__Task brief__
Reduce the material below to its lines containing "title".

__Source data__

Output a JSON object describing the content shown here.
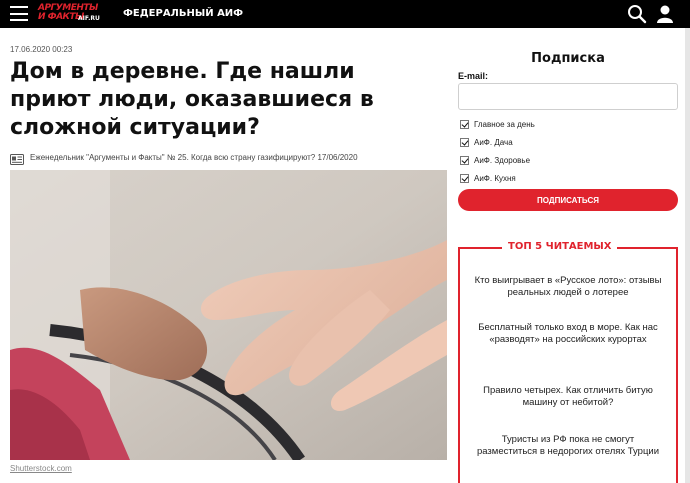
{
  "header": {
    "logo_line1": "АРГУМЕНТЫ",
    "logo_line2": "И ФАКТЫ",
    "logo_domain": "AIF.RU",
    "section": "ФЕДЕРАЛЬНЫЙ АИФ",
    "icons": [
      "menu-icon",
      "search-icon",
      "user-icon"
    ]
  },
  "article": {
    "date": "17.06.2020 00:23",
    "title": "Дом в деревне. Где нашли приют люди, оказавшиеся в сложной ситуации?",
    "issue": "Еженедельник \"Аргументы и Факты\" № 25. Когда всю страну газифицируют? 17/06/2020",
    "photo_credit": "Shutterstock.com"
  },
  "subscription": {
    "title": "Подписка",
    "email_label": "E-mail:",
    "email_value": "",
    "options": [
      {
        "label": "Главное за день",
        "checked": true
      },
      {
        "label": "АиФ. Дача",
        "checked": true
      },
      {
        "label": "АиФ. Здоровье",
        "checked": true
      },
      {
        "label": "АиФ. Кухня",
        "checked": true
      }
    ],
    "button": "ПОДПИСАТЬСЯ"
  },
  "top5": {
    "title": "ТОП 5 ЧИТАЕМЫХ",
    "items": [
      "Кто выигрывает в «Русское лото»: отзывы реальных людей о лотерее",
      "Бесплатный только вход в море. Как нас «разводят» на российских курортах",
      "Правило четырех. Как отличить битую машину от небитой?",
      "Туристы из РФ пока не смогут разместиться в недорогих отелях Турции"
    ]
  },
  "colors": {
    "brand_red": "#e0232d",
    "header_bg": "#000000"
  }
}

__Result for this task__
    "title": "Дом в деревне. Где нашли приют люди, оказавшиеся в сложной ситуации?",
    "title": "Подписка",
    "title": "ТОП 5 ЧИТАЕМЫХ",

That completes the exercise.